The lowness of the standards we apply to ourselves never ceases to amaze me. Even while we aspire to world-class achievement, we measure ourselves using scales that make our uniquely-Filipino flavor of mediocrity look golden.
So too in what we consider to be the “achievement” of this year’s presidential elections. As if one did not already get an attack of the cringes whenever we remember how we presume to award ourselves the honour of having “invented” “people power” back in 1986, another columnist from the Inquirer.net steps to the plate to add another item to the museum of imagined Filipino achievement. Artemio Panganiban, in a recent column on the Inquirer.net described Noynoy Aquino‘s win in the hands of the vacuous Filipino electorate, thus:
Our people handed Noynoy Aquino the most overwhelming mandate since our present Constitution took effect in 1987. They opted for a peaceful transition of power, no longer by staging mammoth street rallies, but by rolling a tsunami of votes that could not be stopped by cheating, computer glitches, human errors, carelessness and logistical lapses.
Ermmm, last I heard, undertaking peaceful transitions of power and not staging mammoth street rallies were things the rest of the world did on a routine basis when changing their leaders. Turning what should be a routine exercise into a showcase of Pinoy “achievement” is the result of the kind of thinking we’ve long come to expect of the sort of people who claim “overwhelming mandates” after mustering a 40% vote. That’s just the old renowned pwede-na-yan tradition rearing its head from the dark shadows of the underbelly of the Filipino psyche.
But Panganiban quite wisely does not count on the stunted faculties of the Inquirer readership to interpret subtleties. He goes on to make his message quite crystalline in its clarity:
“[Filipinos] invented a new form of People Power to reshape the Philippine landscape.”
Wow. A new form of “People Power”. Just what we need.
I wonder what the rest of the 60 percent who did not vote for Noynoy Aquino are thinking now that they have been summarily excluded from this neo-“People Power” that Panganiban pitches? It begs the question of what defines the words “our people” that Panganiban uses to open his article.
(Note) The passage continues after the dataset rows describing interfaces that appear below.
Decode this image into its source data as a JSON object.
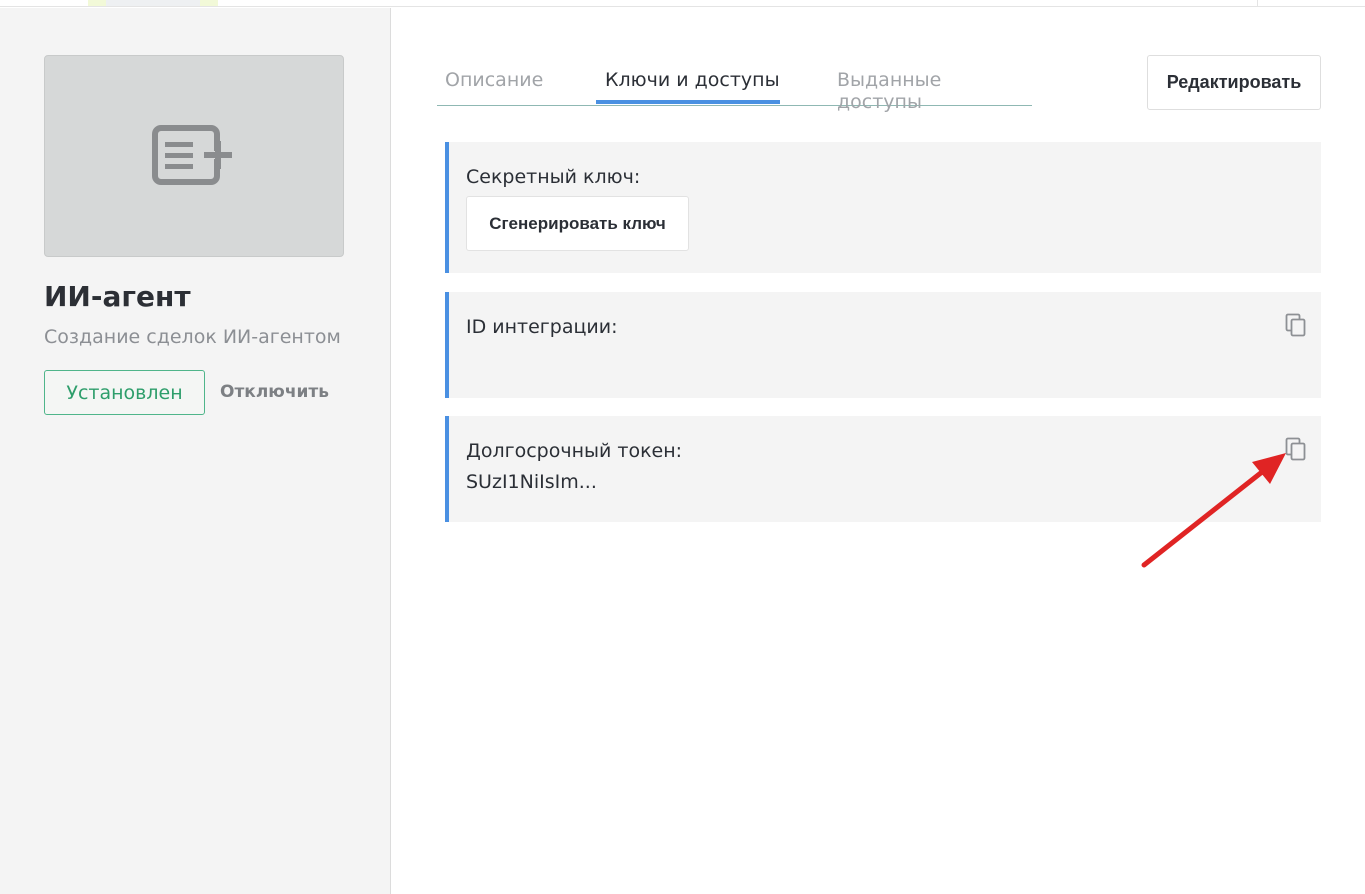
{
  "sidebar": {
    "app_title": "ИИ-агент",
    "app_description": "Создание сделок ИИ-агентом",
    "status_label": "Установлен",
    "disable_label": "Отключить",
    "app_icon": "add-list-icon"
  },
  "tabs": [
    {
      "label": "Описание",
      "active": false
    },
    {
      "label": "Ключи и доступы",
      "active": true
    },
    {
      "label": "Выданные доступы",
      "active": false
    }
  ],
  "toolbar": {
    "edit_label": "Редактировать"
  },
  "fields": {
    "secret_key": {
      "label": "Секретный ключ:",
      "button_label": "Сгенерировать ключ"
    },
    "integration_id": {
      "label": "ID интеграции:",
      "value": ""
    },
    "long_token": {
      "label": "Долгосрочный токен:",
      "value": "SUzI1NiIsIm..."
    }
  },
  "colors": {
    "accent": "#4a90e2",
    "success": "#2e9e6b",
    "annotation_arrow": "#e02424"
  },
  "icons": {
    "copy": "copy-icon"
  }
}
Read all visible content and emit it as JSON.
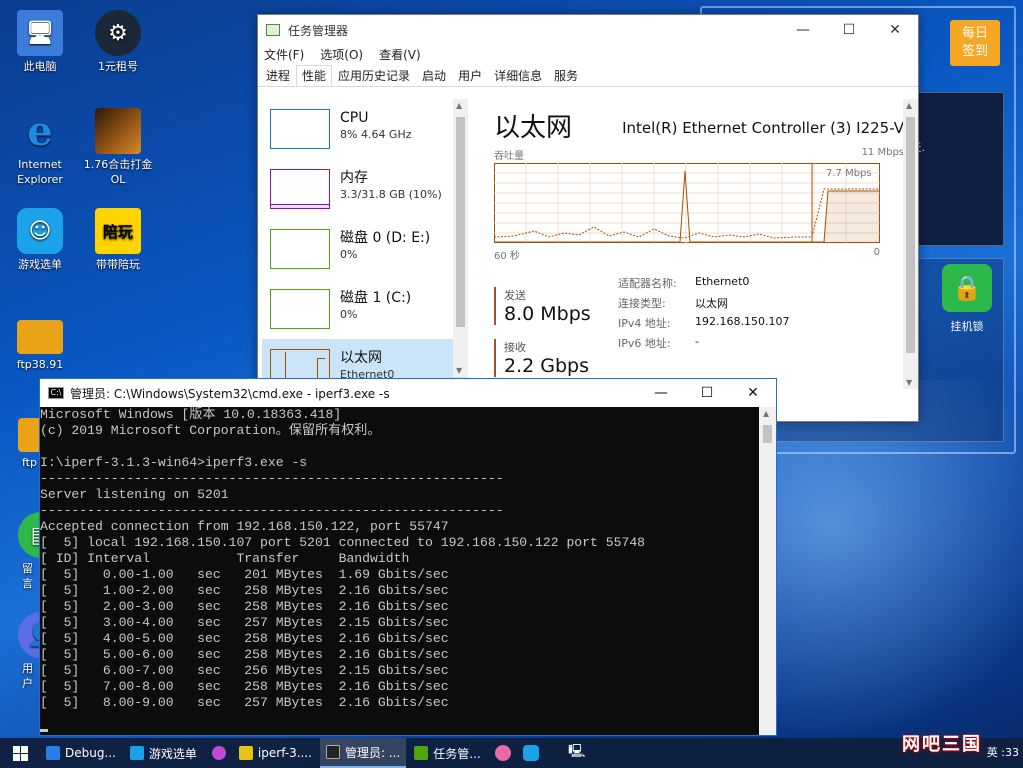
{
  "desktop": {
    "icons": [
      {
        "label": "此电脑",
        "color": "#3b7dd8"
      },
      {
        "label": "1元租号",
        "color": "#1b2838"
      },
      {
        "label": "Internet Explorer",
        "color": "#1e88e5"
      },
      {
        "label": "1.76合击打金 OL",
        "color": "#5a3510"
      },
      {
        "label": "游戏选单",
        "color": "#1aa3e8"
      },
      {
        "label": "带带陪玩",
        "color": "#ffd400"
      },
      {
        "label": "ftp38.91",
        "color": "#e8a317"
      },
      {
        "label": "ftp",
        "color": "#e8a317"
      },
      {
        "label": "留言",
        "color": "#2db84c"
      },
      {
        "label": "用户",
        "color": "#5b6ee8"
      }
    ],
    "glyphs": {
      "steam": "⚙",
      "peiwan": "陪玩"
    }
  },
  "right_panel": {
    "sign_button": "每日\n签到",
    "sign_line1": "每日",
    "sign_line2": "签到",
    "lock_label": "挂机锁",
    "panel_text_fragment": "天."
  },
  "task_manager": {
    "title": "任务管理器",
    "controls": {
      "minimize": "—",
      "maximize": "☐",
      "close": "✕"
    },
    "menu": [
      "文件(F)",
      "选项(O)",
      "查看(V)"
    ],
    "tabs": [
      "进程",
      "性能",
      "应用历史记录",
      "启动",
      "用户",
      "详细信息",
      "服务"
    ],
    "active_tab": "性能",
    "items": [
      {
        "name": "CPU",
        "value": "8% 4.64 GHz",
        "color": "#117dbb"
      },
      {
        "name": "内存",
        "value": "3.3/31.8 GB (10%)",
        "color": "#8b12ae"
      },
      {
        "name": "磁盘 0 (D: E:)",
        "value": "0%",
        "color": "#4da60c"
      },
      {
        "name": "磁盘 1 (C:)",
        "value": "0%",
        "color": "#4da60c"
      },
      {
        "name": "以太网",
        "value": "Ethernet0",
        "color": "#a74f01"
      }
    ],
    "detail": {
      "title": "以太网",
      "adapter": "Intel(R) Ethernet Controller (3) I225-V",
      "throughput_label": "吞吐量",
      "max_label": "11 Mbps",
      "inner_max_label": "7.7 Mbps",
      "time_left": "60 秒",
      "time_right": "0",
      "send_label": "发送",
      "send_value": "8.0 Mbps",
      "recv_label": "接收",
      "recv_value": "2.2 Gbps",
      "props": [
        {
          "key": "适配器名称:",
          "value": "Ethernet0"
        },
        {
          "key": "连接类型:",
          "value": "以太网"
        },
        {
          "key": "IPv4 地址:",
          "value": "192.168.150.107"
        },
        {
          "key": "IPv6 地址:",
          "value": "-"
        }
      ],
      "graph_color": "#a74f01"
    }
  },
  "cmd": {
    "title": "管理员: C:\\Windows\\System32\\cmd.exe - iperf3.exe  -s",
    "controls": {
      "minimize": "—",
      "maximize": "☐",
      "close": "✕"
    },
    "lines": [
      "Microsoft Windows [版本 10.0.18363.418]",
      "(c) 2019 Microsoft Corporation。保留所有权利。",
      "",
      "I:\\iperf-3.1.3-win64>iperf3.exe -s",
      "-----------------------------------------------------------",
      "Server listening on 5201",
      "-----------------------------------------------------------",
      "Accepted connection from 192.168.150.122, port 55747",
      "[  5] local 192.168.150.107 port 5201 connected to 192.168.150.122 port 55748",
      "[ ID] Interval           Transfer     Bandwidth",
      "[  5]   0.00-1.00   sec   201 MBytes  1.69 Gbits/sec",
      "[  5]   1.00-2.00   sec   258 MBytes  2.16 Gbits/sec",
      "[  5]   2.00-3.00   sec   258 MBytes  2.16 Gbits/sec",
      "[  5]   3.00-4.00   sec   257 MBytes  2.15 Gbits/sec",
      "[  5]   4.00-5.00   sec   258 MBytes  2.16 Gbits/sec",
      "[  5]   5.00-6.00   sec   258 MBytes  2.16 Gbits/sec",
      "[  5]   6.00-7.00   sec   256 MBytes  2.15 Gbits/sec",
      "[  5]   7.00-8.00   sec   258 MBytes  2.16 Gbits/sec",
      "[  5]   8.00-9.00   sec   257 MBytes  2.16 Gbits/sec"
    ]
  },
  "taskbar": {
    "items": [
      {
        "label": "Debug...",
        "color": "#2b7de9",
        "active": false
      },
      {
        "label": "游戏选单",
        "color": "#1aa3e8",
        "active": false
      },
      {
        "label": "",
        "color": "#c04ad0",
        "active": false
      },
      {
        "label": "iperf-3....",
        "color": "#e8c317",
        "active": false
      },
      {
        "label": "管理员: ...",
        "color": "#222222",
        "active": true
      },
      {
        "label": "任务管...",
        "color": "#4da60c",
        "active": false
      }
    ],
    "clock_fragment": ":33",
    "watermark": "网吧三国",
    "tray_fragment": "英"
  }
}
Never mind too that there is still some question around the soundness of how the election was conducted as far as the other offices that need to be filled.
That kinda puts a damper on the “conclusion” Panganiban makes after the rather unsound premises he starts with:
I think it was destiny and legacy, not dynasty, that propelled Noynoy to the top and kindled his passion to liberate his people from corruption and poverty.
Hmmmm, destiny and legacy and “not dynasty”? That remains to be seen, specially in light of the shadow now being cast upon the landscape of Philippine business by the circling vultures comprising Kamaganak Inc. Then again one can argue that Noynoy Aquino does indeed represent the destiny of the Filipino. It is a destiny of furthering the renowned mediocrity that the rest of the world has come to associate the concept of “Filipino” with.
Panganiban thinks otherwise (my boldface added):
This thunderous triumph of People Power so impressed the international community that many ambassadors, led by those of the United States (Harry K. Thomas Jr.), China (Liu Jianchao), Japan (Makoto Katsura) and the European Union (Alistair MacDonald), laid aside legalities and diplomatese to congratulate our new leader even before the formal process of ballot canvassing had begun.
Again, Mr Panganiban, it depends on your standards of what it means to be impressed. For if the heads of these societies were truly impressed with Filipinos, they’d scramble to address the truly revealing way that Philippine passport holders are routinely regarded at their borders and ports of entry.